(Amazon.com link to The Social Animal: The Hidden Sources of Love, Character, and Achievement ).
5. I and Thou by Martin Buber
The psychologist: Jeffrey Sumber, M.A., psychotherapist, author and teacher.
“I first read it in a college Philosophy and Religion class and its simple way of explaining the two basic relationships we experience in life changed my life. I went on to write my Thesis based on the book and its ideas have dramatically shaped the way I think about myself in the world and the way I do therapy with others.
Buber’s simple differentiation between I-Thou encounters and I-It encounters is in many ways how I, too, perceive the movement between mutual appreciation and respect with another being and those moments when I relate to another person as an extension of myself, with an expectation of behavior and outcome. I know for myself that the goal is to live as much as possible with a ‘Thou’ intention and to be as aware as possible when I default to an objectifying ‘It’ space.
I have found this simple concept to be incredibly useful in therapy because most people comprehend the difference immediately. Most of us can relate to those interactions when we have room for the other to be who they are without expectation–it is, in my opinion, one of the purest forms of love. On the other hand, most of us also can relate to those interactions where we get frustrated and resentful when the other person doesn’t read the script the way we wrote it!”
(Amazon.com link to I and Thou).
6. Passionate Marriage and Intimacy and Desire by David Schnarch
The psychologist: Ari Tuckman, Ph.D, ADHD expert and author of More Attention, Less Deficit: Success Strategies for Adults with ADHD.
“I really like David Schnarch’s Passionate Marriage (and his later book Intimacy and Desire where he has developed his model more fully and it’s more user friendly). It’s written for couples to improve their relationships and sex lives. Sex is one of the big topics that couples struggle with and argue about, so by exploring one’s sex life, one can also explore other relationship dynamics.
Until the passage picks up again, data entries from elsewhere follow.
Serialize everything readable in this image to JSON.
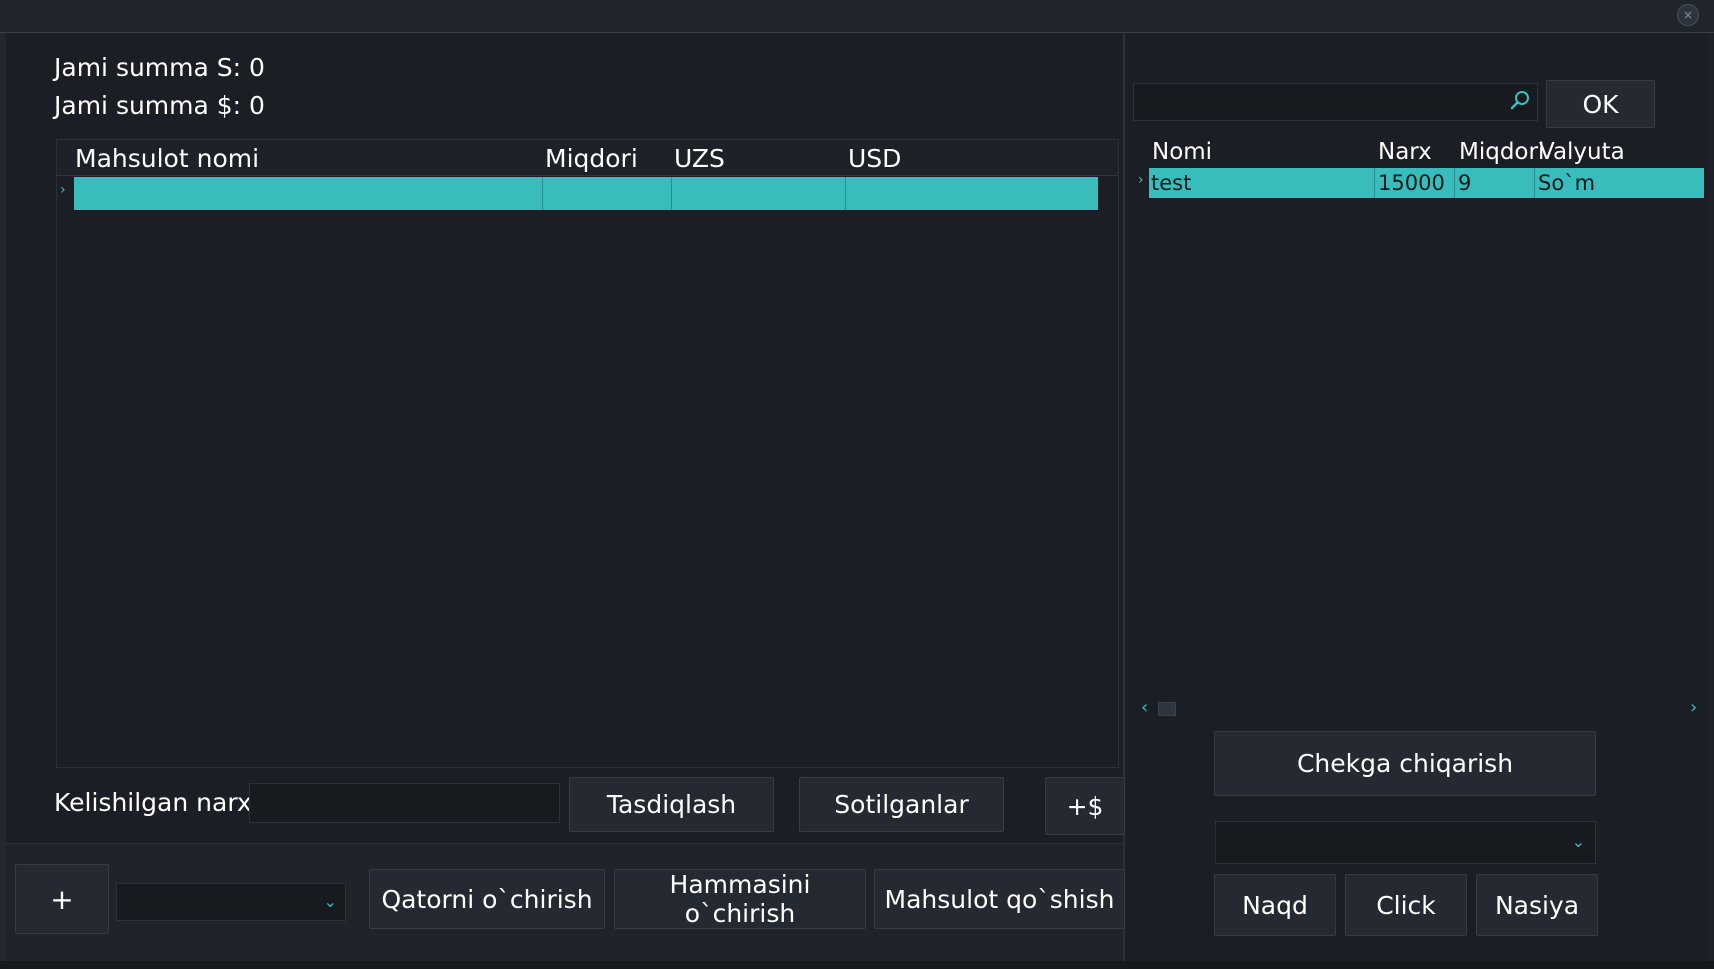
{
  "window": {
    "close_label": "×"
  },
  "summary": {
    "total_sum_label": "Jami summa S: 0",
    "total_usd_label": "Jami summa $: 0"
  },
  "cart_table": {
    "columns": [
      "Mahsulot nomi",
      "Miqdori",
      "UZS",
      "USD"
    ],
    "rows": [
      {
        "name": "",
        "qty": "",
        "uzs": "",
        "usd": ""
      }
    ],
    "row_indicator": "›"
  },
  "negotiated": {
    "label": "Kelishilgan narx",
    "value": "",
    "confirm_label": "Tasdiqlash",
    "sold_label": "Sotilganlar",
    "plus_dollar_label": "+$"
  },
  "bottom_bar": {
    "plus_label": "+",
    "combo_value": "",
    "delete_row_label": "Qatorni o`chirish",
    "delete_all_label": "Hammasini o`chirish",
    "add_product_label": "Mahsulot qo`shish"
  },
  "search": {
    "value": "",
    "icon": "search-icon",
    "ok_label": "OK"
  },
  "product_table": {
    "columns": [
      "Nomi",
      "Narx",
      "Miqdori",
      "Valyuta"
    ],
    "rows": [
      {
        "name": "test",
        "price": "15000",
        "qty": "9",
        "currency": "So`m"
      }
    ],
    "row_indicator": "›"
  },
  "actions": {
    "receipt_label": "Chekga chiqarish",
    "payment_combo_value": "",
    "cash_label": "Naqd",
    "click_label": "Click",
    "credit_label": "Nasiya"
  },
  "colors": {
    "accent": "#38bcbc",
    "background": "#1b1f25",
    "button": "#252a32"
  }
}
I like how Schnarch talks about how each individual’s psychological dynamics play out in the relationship and in their sex life. He talks about how our relationships push us to explore these issues and hopefully work on them. I have adapted a line from him that I use a lot: the sign of a good relationship is that it pushes you to become a better person.
This is the sort of work that only happens in intimate relationships, because it’s much harder to ignore issues in intimate relationships than it is in acquaintanceships or even friendships. The struggles that arise in relationships may not always be fun, but they are good for us if we can rise to the challenge and bring our best self forward. This involves holding ourselves and our partner accountable and responding in more productive ways.”
Photo by Open Source Way, available under a Creative Commons attribution license.